In the new economy, central banks and bank regulators were all-powerful. In 2005, David Oddsson, the former prime minister of Iceland, became governor of Iceland’s Central Bank. Economist Brad DeLong mused: “It is either our curse or our blessing that we live in the Republic of the Central Banker.”1
In 1933, President Roosevelt argued for financial regulation:
The money changers have fled from their high seats in the temple of our civilization. We may now restore that temple to the ancient truths.... There must be strict supervision of all banking and credits and investments; there must be an end to speculation with other people’s money.2

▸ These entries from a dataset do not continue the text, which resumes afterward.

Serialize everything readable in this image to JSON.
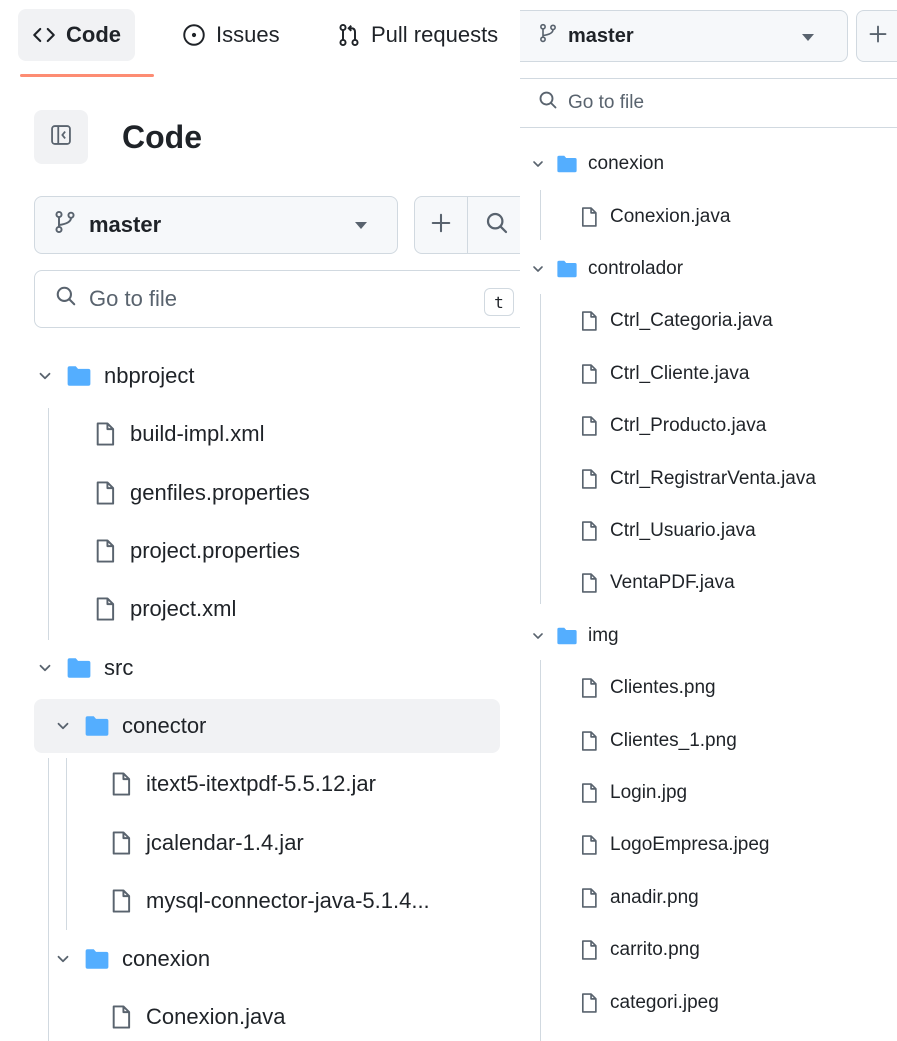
{
  "left": {
    "tabs": {
      "code": "Code",
      "issues": "Issues",
      "pulls": "Pull requests"
    },
    "title": "Code",
    "branch": "master",
    "search_placeholder": "Go to file",
    "search_shortcut": "t",
    "tree": [
      {
        "type": "folder",
        "name": "nbproject"
      },
      {
        "type": "file",
        "name": "build-impl.xml"
      },
      {
        "type": "file",
        "name": "genfiles.properties"
      },
      {
        "type": "file",
        "name": "project.properties"
      },
      {
        "type": "file",
        "name": "project.xml"
      },
      {
        "type": "folder",
        "name": "src"
      },
      {
        "type": "folder",
        "name": "conector",
        "selected": true
      },
      {
        "type": "file",
        "name": "itext5-itextpdf-5.5.12.jar"
      },
      {
        "type": "file",
        "name": "jcalendar-1.4.jar"
      },
      {
        "type": "file",
        "name": "mysql-connector-java-5.1.4..."
      },
      {
        "type": "folder",
        "name": "conexion"
      },
      {
        "type": "file",
        "name": "Conexion.java"
      }
    ]
  },
  "right": {
    "branch": "master",
    "search_placeholder": "Go to file",
    "tree": [
      {
        "type": "folder",
        "name": "conexion"
      },
      {
        "type": "file",
        "name": "Conexion.java"
      },
      {
        "type": "folder",
        "name": "controlador"
      },
      {
        "type": "file",
        "name": "Ctrl_Categoria.java"
      },
      {
        "type": "file",
        "name": "Ctrl_Cliente.java"
      },
      {
        "type": "file",
        "name": "Ctrl_Producto.java"
      },
      {
        "type": "file",
        "name": "Ctrl_RegistrarVenta.java"
      },
      {
        "type": "file",
        "name": "Ctrl_Usuario.java"
      },
      {
        "type": "file",
        "name": "VentaPDF.java"
      },
      {
        "type": "folder",
        "name": "img"
      },
      {
        "type": "file",
        "name": "Clientes.png"
      },
      {
        "type": "file",
        "name": "Clientes_1.png"
      },
      {
        "type": "file",
        "name": "Login.jpg"
      },
      {
        "type": "file",
        "name": "LogoEmpresa.jpeg"
      },
      {
        "type": "file",
        "name": "anadir.png"
      },
      {
        "type": "file",
        "name": "carrito.png"
      },
      {
        "type": "file",
        "name": "categori.jpeg"
      }
    ]
  },
  "colors": {
    "folder": "#54aeff",
    "accent_underline": "#fd8c73",
    "selected_bg": "#f1f2f4"
  }
}
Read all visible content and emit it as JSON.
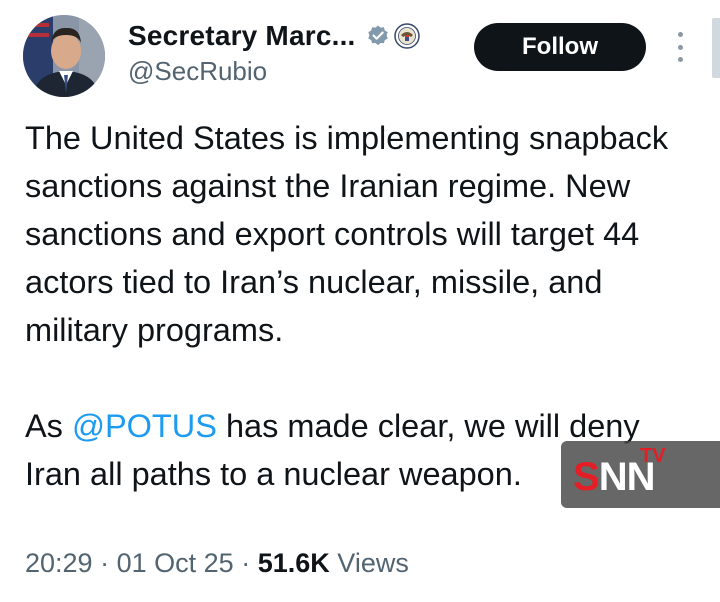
{
  "author": {
    "display_name": "Secretary Marc...",
    "handle": "@SecRubio",
    "avatar_icon": "profile-photo"
  },
  "actions": {
    "follow_label": "Follow",
    "more_icon": "more-vertical-icon"
  },
  "tweet": {
    "paragraph1": "The United States is implementing snapback sanctions against the Iranian regime. New sanctions and export controls will target 44 actors tied to Iran’s nuclear, missile, and military programs.",
    "paragraph2_before": "As ",
    "mention": "@POTUS",
    "paragraph2_after": " has made clear, we will deny Iran all paths to a nuclear weapon."
  },
  "meta": {
    "time": "20:29",
    "date": "01 Oct 25",
    "separator": "·",
    "views_count": "51.6K",
    "views_label": "Views"
  },
  "watermark": {
    "s_letter": "S",
    "nn_letters": "NN",
    "tv_label": "TV"
  },
  "colors": {
    "text": "#0f1419",
    "secondary": "#536471",
    "mention": "#1d9bf0",
    "verified_badge": "#829aab",
    "follow_button": "#0f1419",
    "watermark_red": "#e31e24"
  }
}
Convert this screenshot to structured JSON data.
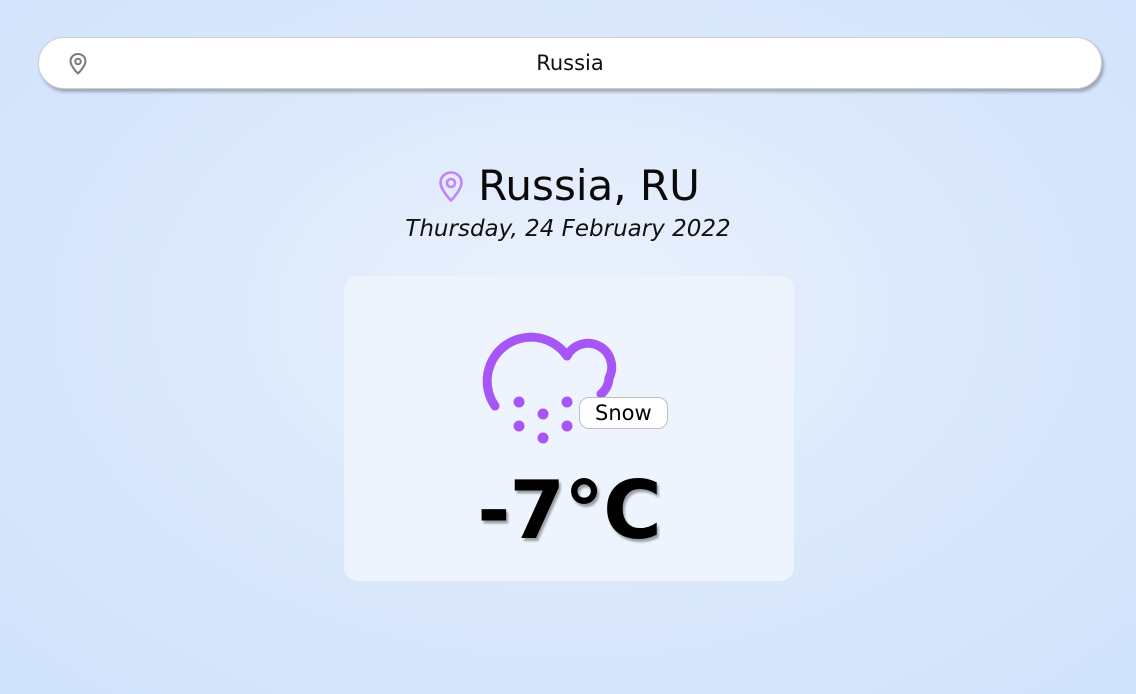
{
  "search": {
    "value": "Russia",
    "icon": "map-pin-icon"
  },
  "location": {
    "name": "Russia, RU",
    "icon": "map-pin-icon",
    "icon_color": "#c084fc"
  },
  "date": "Thursday, 24 February 2022",
  "weather": {
    "icon": "snow-cloud-icon",
    "icon_color": "#a855f7",
    "condition": "Snow",
    "temperature": "-7°C"
  },
  "colors": {
    "accent": "#a855f7",
    "background": "#d6e6fc",
    "card": "#eef4fd"
  }
}
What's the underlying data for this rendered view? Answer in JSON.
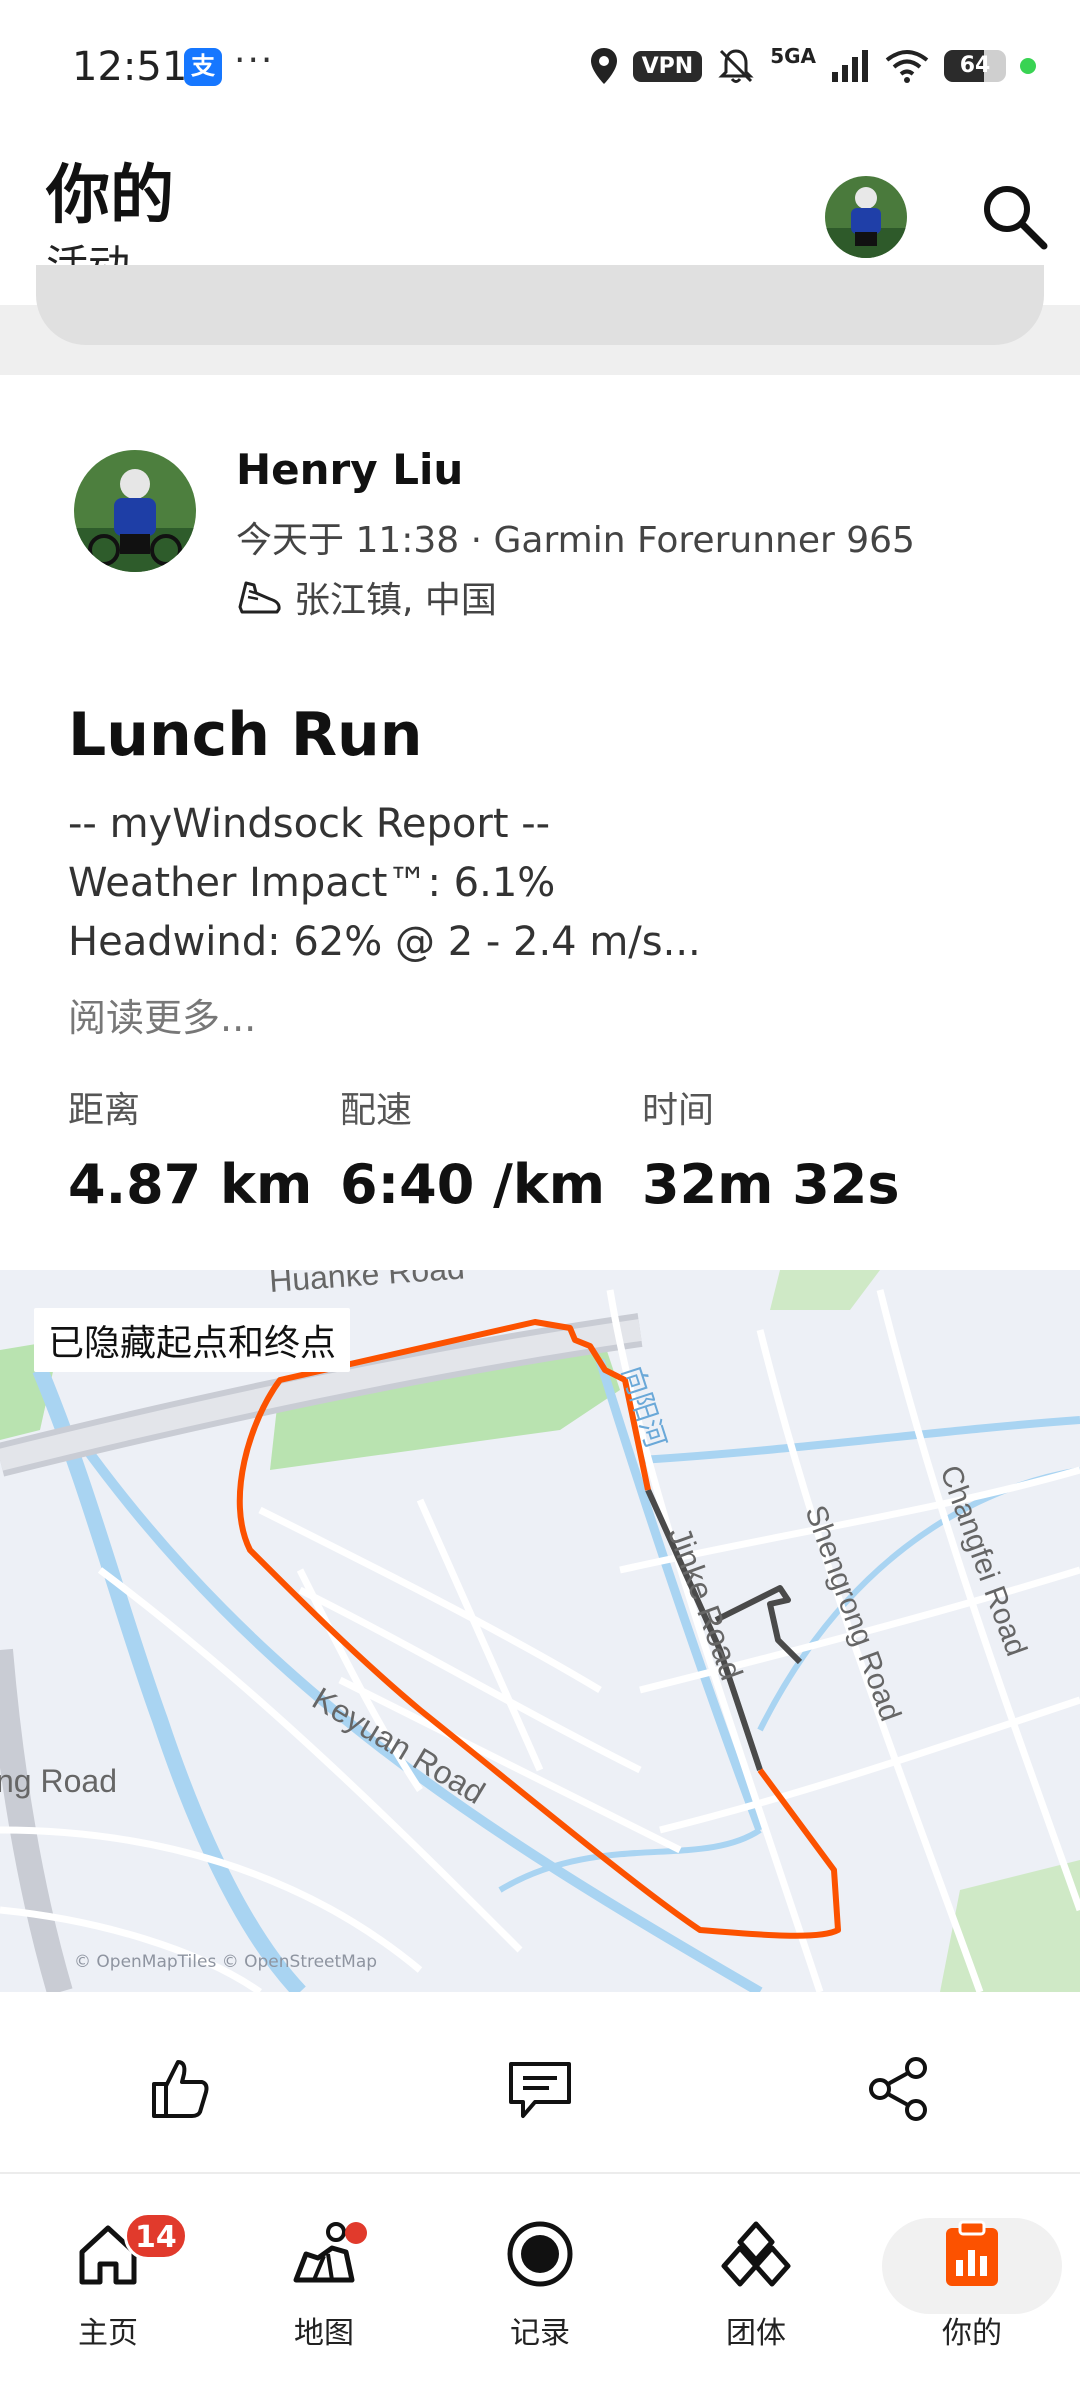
{
  "status_bar": {
    "time": "12:51",
    "alipay_glyph": "支",
    "more": "···",
    "vpn": "VPN",
    "network": "5GA",
    "battery_level": 64,
    "battery_text": "64"
  },
  "header": {
    "title": "你的",
    "subtitle": "活动"
  },
  "activity": {
    "athlete": "Henry Liu",
    "meta": "今天于 11:38 · Garmin Forerunner 965",
    "location": "张江镇, 中国",
    "title": "Lunch Run",
    "description": [
      "-- myWindsock Report --",
      "Weather Impact™: 6.1%",
      "Headwind: 62% @ 2 - 2.4 m/s..."
    ],
    "read_more": "阅读更多...",
    "stats": [
      {
        "label": "距离",
        "value": "4.87 km"
      },
      {
        "label": "配速",
        "value": "6:40 /km"
      },
      {
        "label": "时间",
        "value": "32m 32s"
      }
    ]
  },
  "map": {
    "hidden_label": "已隐藏起点和终点",
    "roads": [
      "Huanke Road",
      "Keyuan Road",
      "Shengrong Road",
      "Changfei Road",
      "ng Road",
      "Jinke Road"
    ],
    "river": "向阳河",
    "attribution": "© OpenMapTiles © OpenStreetMap",
    "route_color": "#fc5200"
  },
  "actions": {
    "like_icon": "thumbs-up-icon",
    "comment_icon": "comment-icon",
    "share_icon": "share-icon"
  },
  "nav": {
    "items": [
      {
        "label": "主页",
        "badge": "14"
      },
      {
        "label": "地图"
      },
      {
        "label": "记录"
      },
      {
        "label": "团体"
      },
      {
        "label": "你的"
      }
    ],
    "active_color": "#fc5200"
  }
}
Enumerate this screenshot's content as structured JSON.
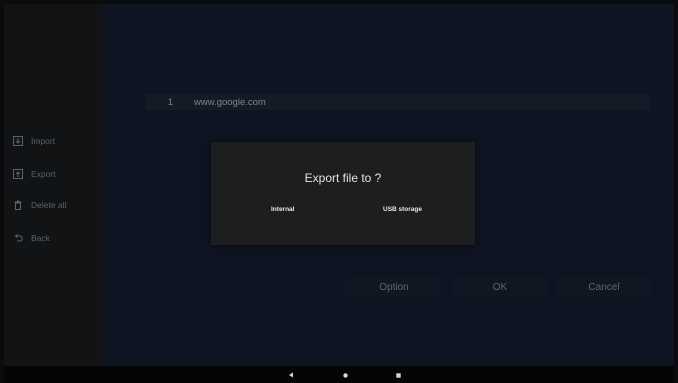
{
  "sidebar": {
    "items": [
      {
        "label": "Import",
        "icon": "import-icon"
      },
      {
        "label": "Export",
        "icon": "export-icon"
      },
      {
        "label": "Delete all",
        "icon": "trash-icon"
      },
      {
        "label": "Back",
        "icon": "back-arrow-icon"
      }
    ]
  },
  "list": {
    "rows": [
      {
        "index": "1",
        "url": "www.google.com"
      }
    ]
  },
  "actions": {
    "option_label": "Option",
    "ok_label": "OK",
    "cancel_label": "Cancel"
  },
  "dialog": {
    "title": "Export file to ?",
    "options": [
      "Internal",
      "USB storage"
    ]
  },
  "navbar": {
    "icons": [
      "back-icon",
      "home-icon",
      "recents-icon"
    ]
  },
  "colors": {
    "main_background": "#0f1422",
    "sidebar_background": "#121314",
    "dialog_background": "#1d1e20"
  }
}
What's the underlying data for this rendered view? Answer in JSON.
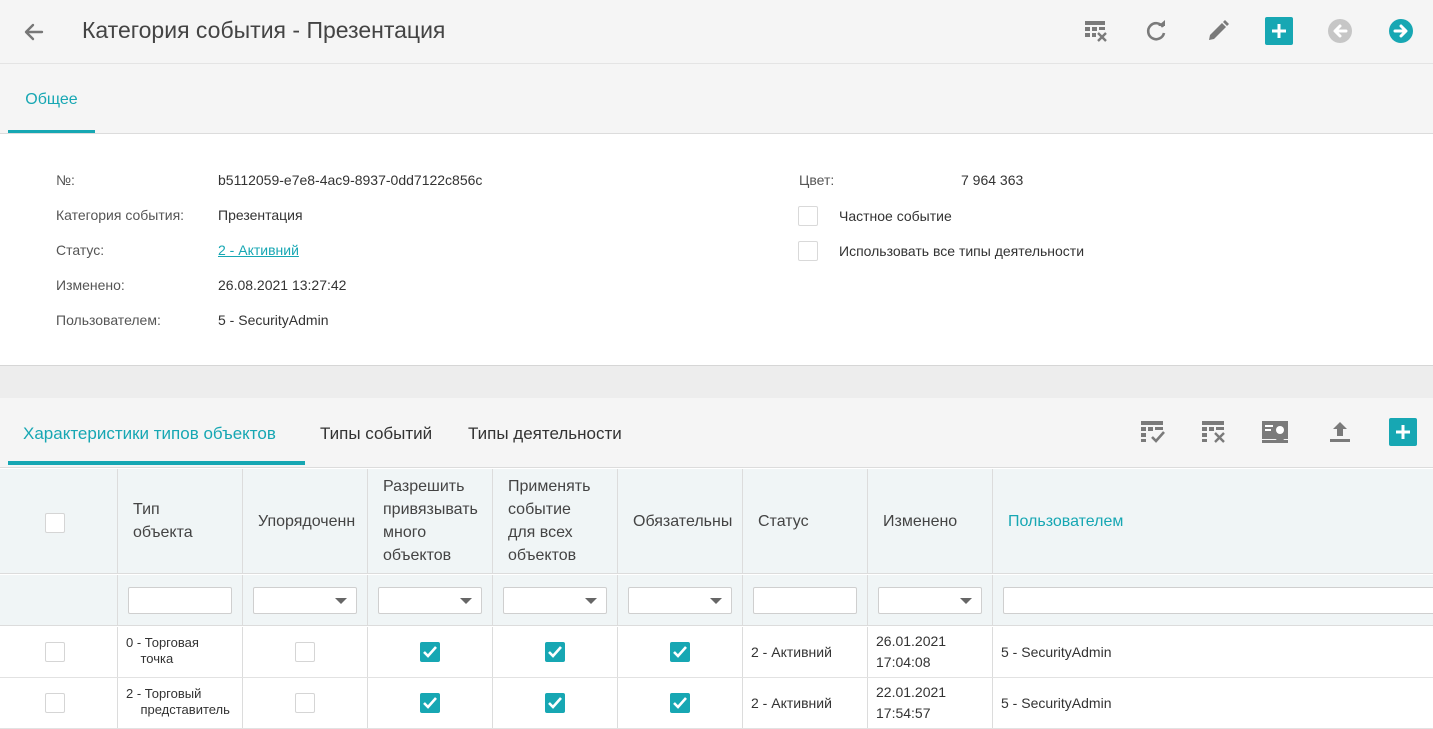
{
  "header": {
    "title": "Категория события - Презентация"
  },
  "tabs_main": {
    "general": "Общее"
  },
  "details": {
    "number_label": "№:",
    "number_value": "b5112059-e7e8-4ac9-8937-0dd7122c856c",
    "category_label": "Категория события:",
    "category_value": "Презентация",
    "status_label": "Статус:",
    "status_value": "2 - Активний",
    "changed_label": "Изменено:",
    "changed_value": "26.08.2021 13:27:42",
    "user_label": "Пользователем:",
    "user_value": "5 - SecurityAdmin",
    "color_label": "Цвет:",
    "color_value": "7 964 363",
    "private_label": "Частное событие",
    "all_types_label": "Использовать все типы деятельности"
  },
  "tabs_sub": {
    "object_props": "Характеристики типов объектов",
    "event_types": "Типы событий",
    "activity_types": "Типы деятельности"
  },
  "table": {
    "columns": [
      "Тип\nобъекта",
      "Упорядоченн",
      "Разрешить\nпривязывать\nмного\nобъектов",
      "Применять\nсобытие\nдля всех\nобъектов",
      "Обязательны",
      "Статус",
      "Изменено",
      "Пользователем"
    ],
    "rows": [
      {
        "type": "0 - Торговая\n    точка",
        "ordered": false,
        "multi": true,
        "apply_all": true,
        "required": true,
        "status": "2 - Активний",
        "changed_date": "26.01.2021",
        "changed_time": "17:04:08",
        "user": "5 - SecurityAdmin"
      },
      {
        "type": "2 - Торговый\n    представитель",
        "ordered": false,
        "multi": true,
        "apply_all": true,
        "required": true,
        "status": "2 - Активний",
        "changed_date": "22.01.2021",
        "changed_time": "17:54:57",
        "user": "5 - SecurityAdmin"
      }
    ]
  },
  "colors": {
    "accent": "#17a7b3",
    "header_bg": "#f5f5f5",
    "grid_header_bg": "#f0f5f6"
  },
  "icons": {
    "header_toolbar": [
      "table-clear-icon",
      "refresh-icon",
      "edit-icon",
      "add-icon",
      "previous-icon",
      "next-icon"
    ],
    "grid_toolbar": [
      "table-check-icon",
      "table-clear-icon",
      "user-card-icon",
      "upload-icon",
      "add-icon"
    ]
  }
}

Over time, the regulations were relaxed. Enacted to regulate the financial sector, the UK ...